[Saved data entries]

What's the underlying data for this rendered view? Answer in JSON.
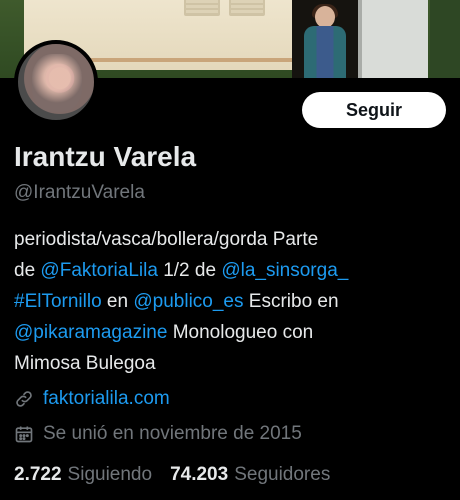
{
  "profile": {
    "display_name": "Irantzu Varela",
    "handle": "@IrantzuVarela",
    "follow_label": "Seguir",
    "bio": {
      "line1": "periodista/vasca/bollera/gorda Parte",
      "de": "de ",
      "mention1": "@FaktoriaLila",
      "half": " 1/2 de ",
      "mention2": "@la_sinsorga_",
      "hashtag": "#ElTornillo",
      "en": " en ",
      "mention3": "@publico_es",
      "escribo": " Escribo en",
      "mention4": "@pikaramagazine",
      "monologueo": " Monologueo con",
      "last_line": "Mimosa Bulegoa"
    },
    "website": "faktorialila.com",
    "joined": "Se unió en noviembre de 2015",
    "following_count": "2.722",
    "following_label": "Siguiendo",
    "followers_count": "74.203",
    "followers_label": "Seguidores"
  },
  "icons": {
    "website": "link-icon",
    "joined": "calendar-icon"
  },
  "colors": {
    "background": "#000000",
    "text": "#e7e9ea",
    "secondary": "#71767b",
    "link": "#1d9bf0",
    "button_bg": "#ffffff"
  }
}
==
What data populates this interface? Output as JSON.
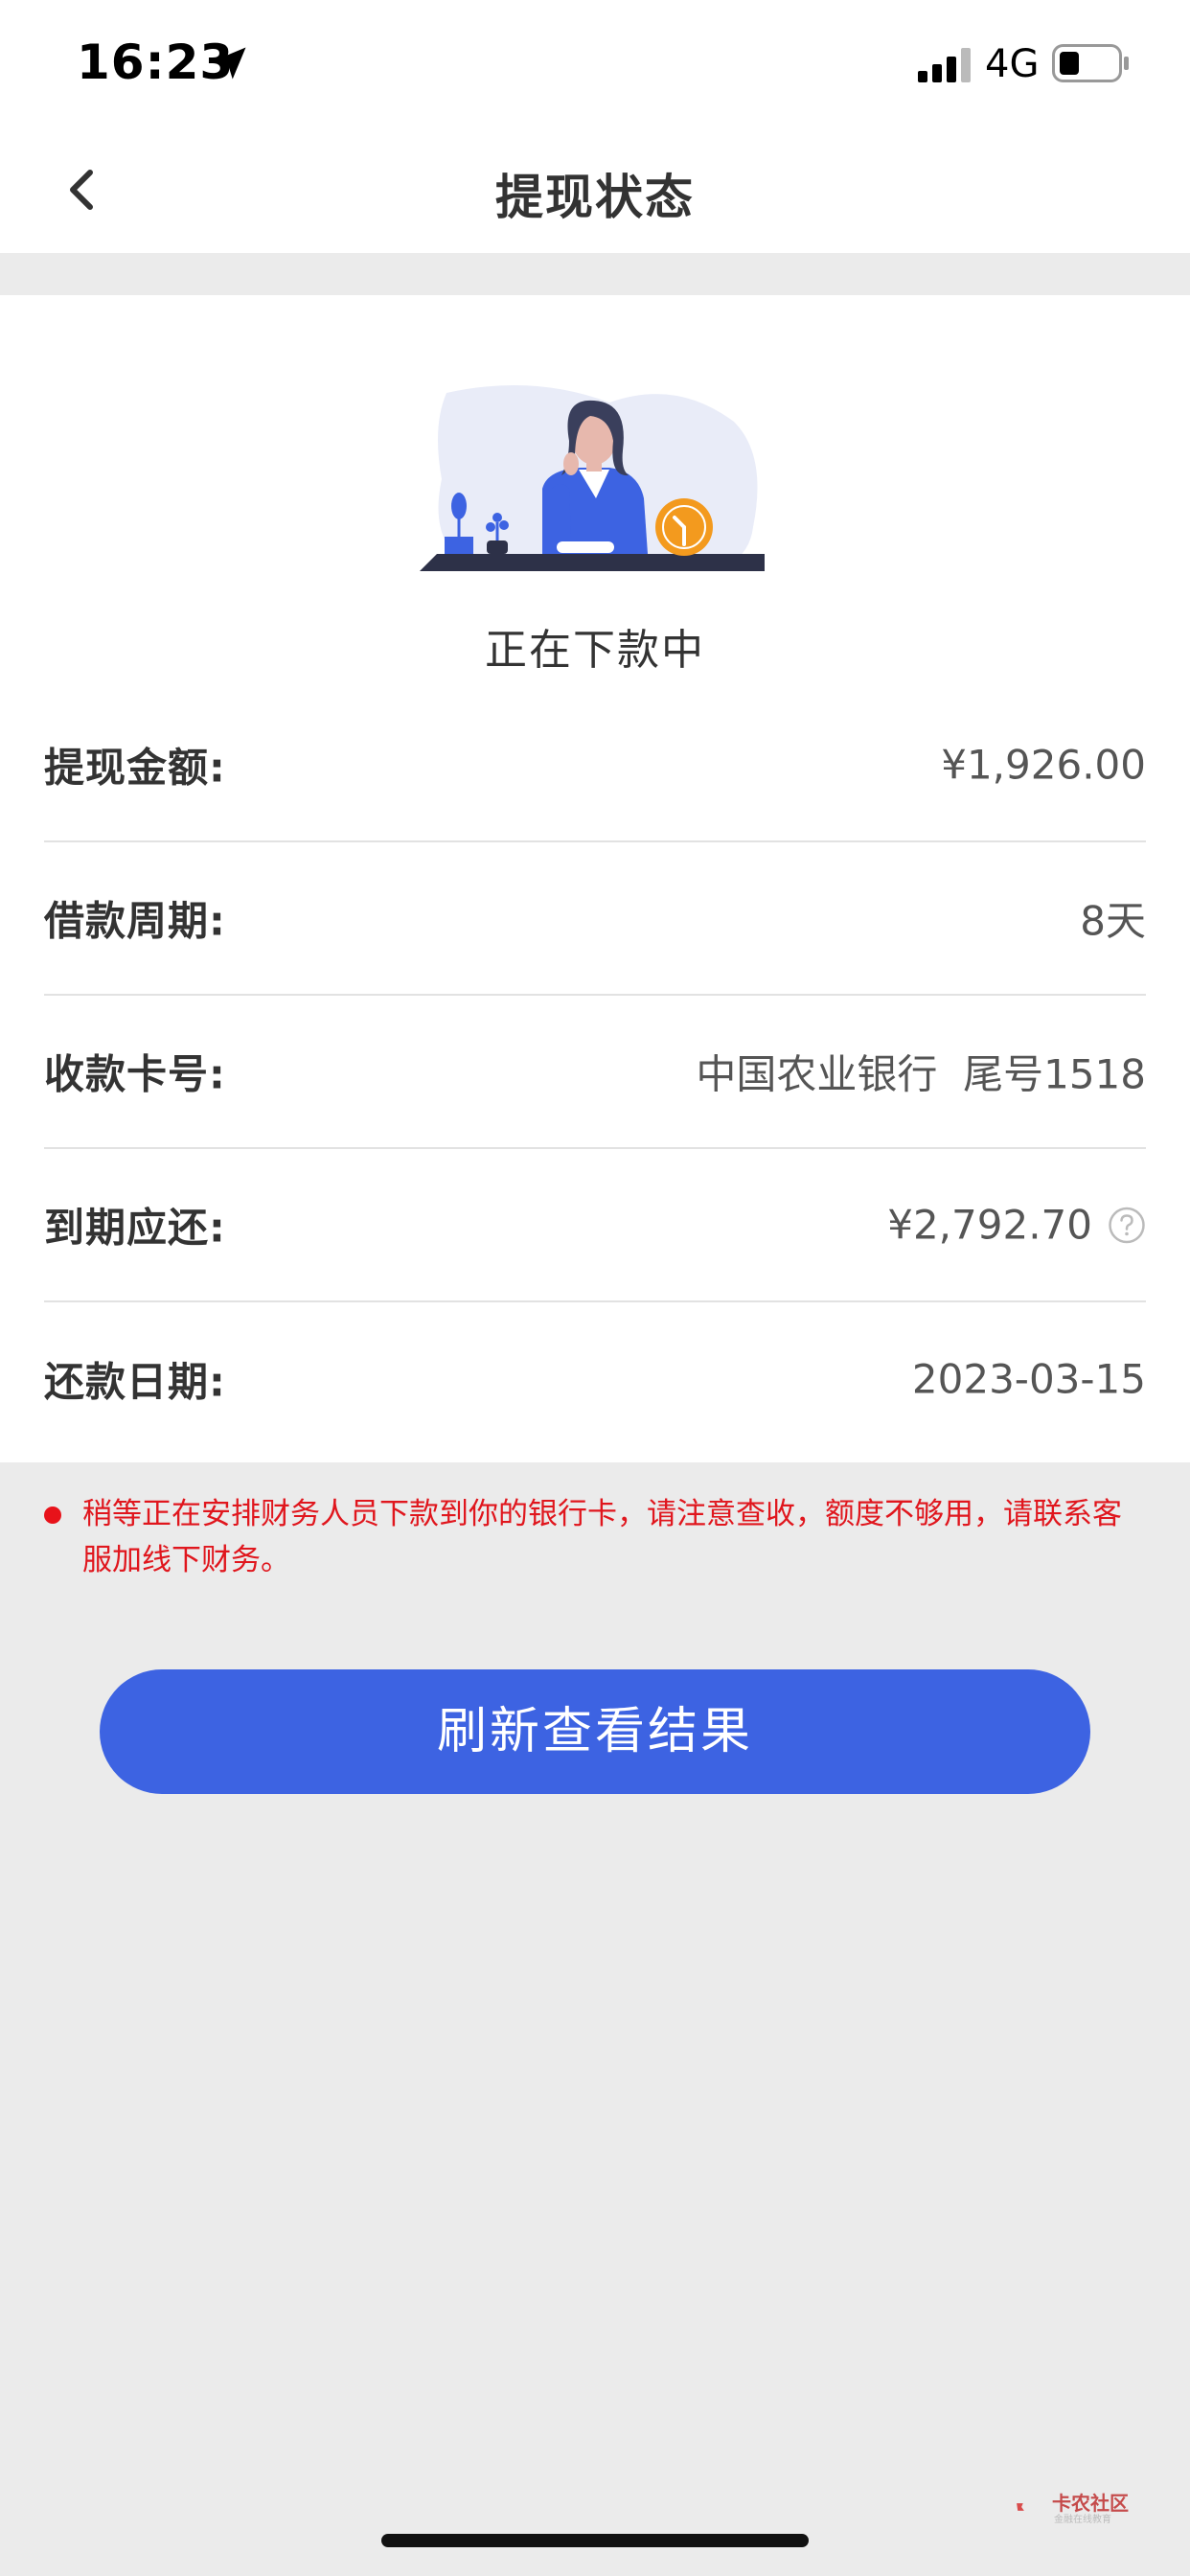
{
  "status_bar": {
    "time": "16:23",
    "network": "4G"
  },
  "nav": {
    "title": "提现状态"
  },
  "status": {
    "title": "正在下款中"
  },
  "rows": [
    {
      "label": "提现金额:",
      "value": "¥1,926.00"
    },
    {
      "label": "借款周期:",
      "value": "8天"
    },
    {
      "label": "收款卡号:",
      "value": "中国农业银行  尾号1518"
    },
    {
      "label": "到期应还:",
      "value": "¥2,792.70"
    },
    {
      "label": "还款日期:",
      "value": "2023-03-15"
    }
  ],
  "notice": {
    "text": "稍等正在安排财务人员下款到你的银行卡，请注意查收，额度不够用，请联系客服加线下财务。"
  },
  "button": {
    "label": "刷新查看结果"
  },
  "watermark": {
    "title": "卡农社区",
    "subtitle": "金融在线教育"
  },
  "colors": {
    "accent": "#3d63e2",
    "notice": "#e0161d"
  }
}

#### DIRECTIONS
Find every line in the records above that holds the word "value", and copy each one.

#### RESPONSE TO THIS EXERCISE
      "value": "¥1,926.00"
      "value": "8天"
      "value": "中国农业银行  尾号1518"
      "value": "¥2,792.70"
      "value": "2023-03-15"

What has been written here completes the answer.